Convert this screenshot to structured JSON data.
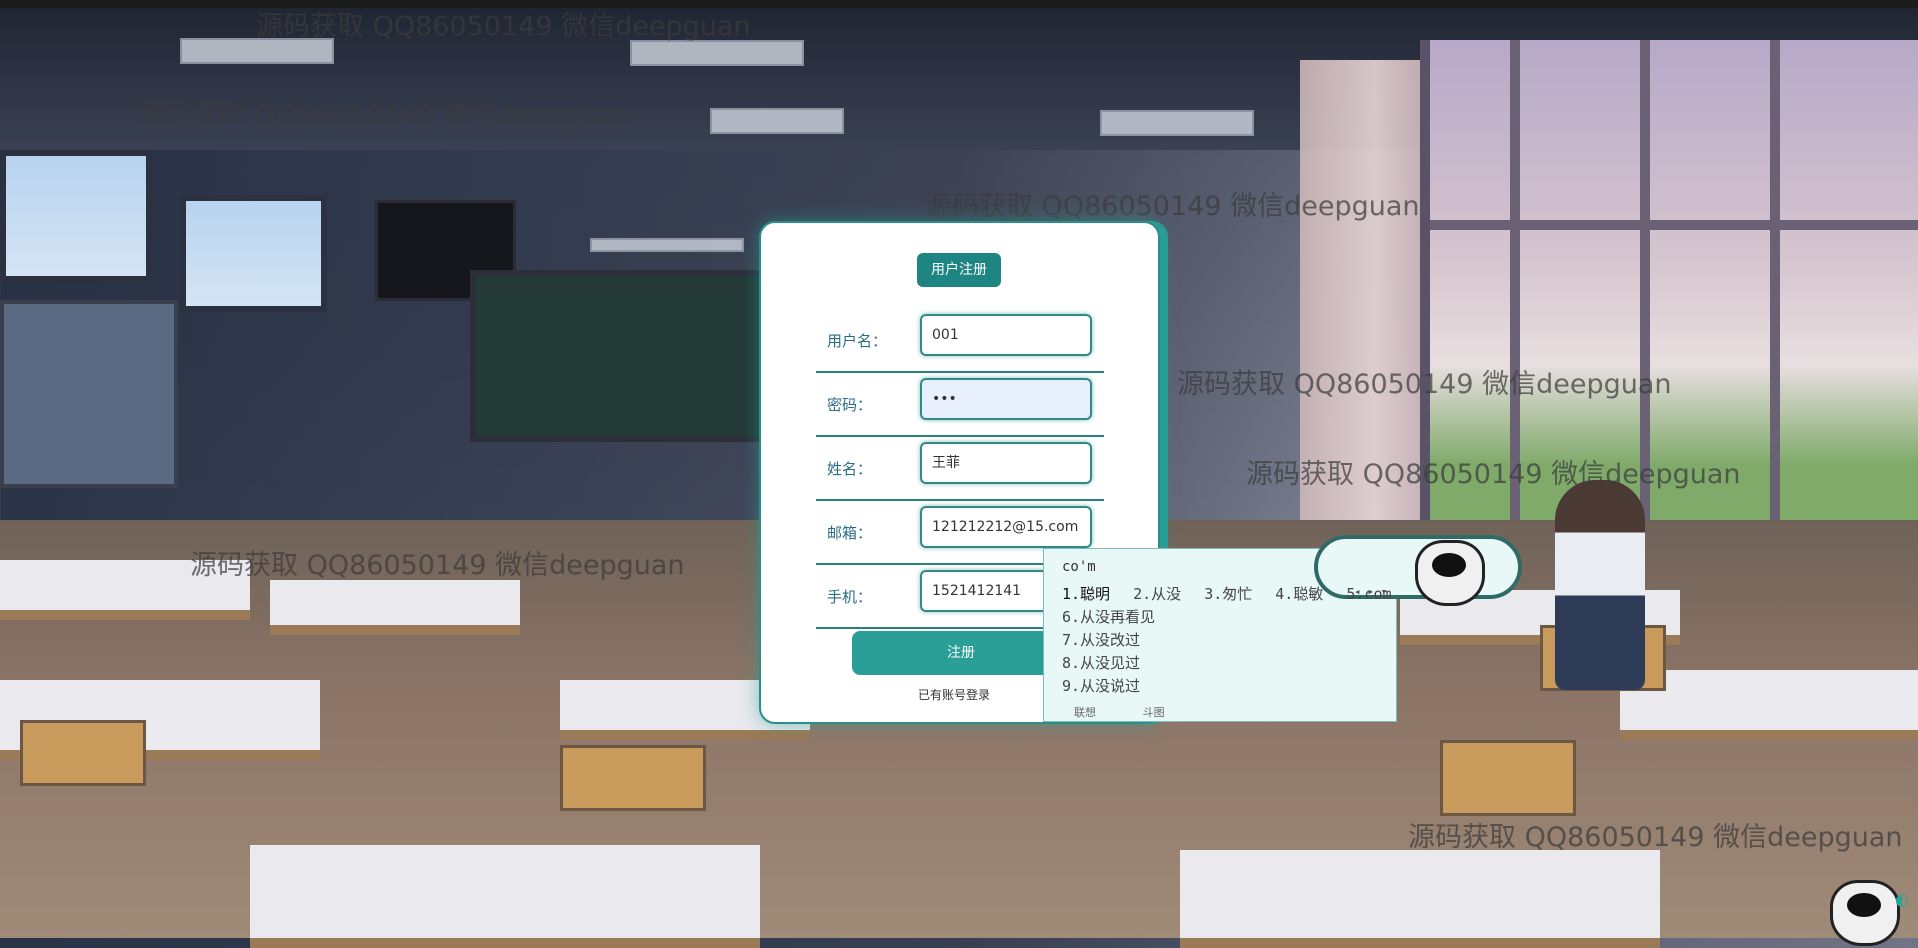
{
  "watermark": "源码获取 QQ86050149 微信deepguan",
  "form": {
    "title": "用户注册",
    "fields": [
      {
        "label": "用户名：",
        "value": "001"
      },
      {
        "label": "密码：",
        "value": "•••"
      },
      {
        "label": "姓名：",
        "value": "王菲"
      },
      {
        "label": "邮箱：",
        "value": "121212212@15.com"
      },
      {
        "label": "手机：",
        "value": "1521412141"
      }
    ],
    "submit_label": "注册",
    "login_link": "已有账号登录"
  },
  "ime": {
    "composition": "co'm",
    "candidates": [
      "1.聪明",
      "2.从没",
      "3.匆忙",
      "4.聪敏",
      "5.com"
    ],
    "more_candidates": [
      "6.从没再看见",
      "7.从没改过",
      "8.从没见过",
      "9.从没说过"
    ],
    "footer": [
      "联想",
      "斗图"
    ]
  },
  "colors": {
    "accent": "#2a9f98",
    "title_bg": "#1f8583",
    "label": "#2a6b85"
  }
}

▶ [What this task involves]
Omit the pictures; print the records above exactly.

▶ [Answer to this problem]
Convert this screenshot to structured JSON data.
{
  "watermark": "源码获取 QQ86050149 微信deepguan",
  "form": {
    "title": "用户注册",
    "fields": [
      {
        "label": "用户名：",
        "value": "001"
      },
      {
        "label": "密码：",
        "value": "•••"
      },
      {
        "label": "姓名：",
        "value": "王菲"
      },
      {
        "label": "邮箱：",
        "value": "121212212@15.com"
      },
      {
        "label": "手机：",
        "value": "1521412141"
      }
    ],
    "submit_label": "注册",
    "login_link": "已有账号登录"
  },
  "ime": {
    "composition": "co'm",
    "candidates": [
      "1.聪明",
      "2.从没",
      "3.匆忙",
      "4.聪敏",
      "5.com"
    ],
    "more_candidates": [
      "6.从没再看见",
      "7.从没改过",
      "8.从没见过",
      "9.从没说过"
    ],
    "footer": [
      "联想",
      "斗图"
    ]
  },
  "colors": {
    "accent": "#2a9f98",
    "title_bg": "#1f8583",
    "label": "#2a6b85"
  }
}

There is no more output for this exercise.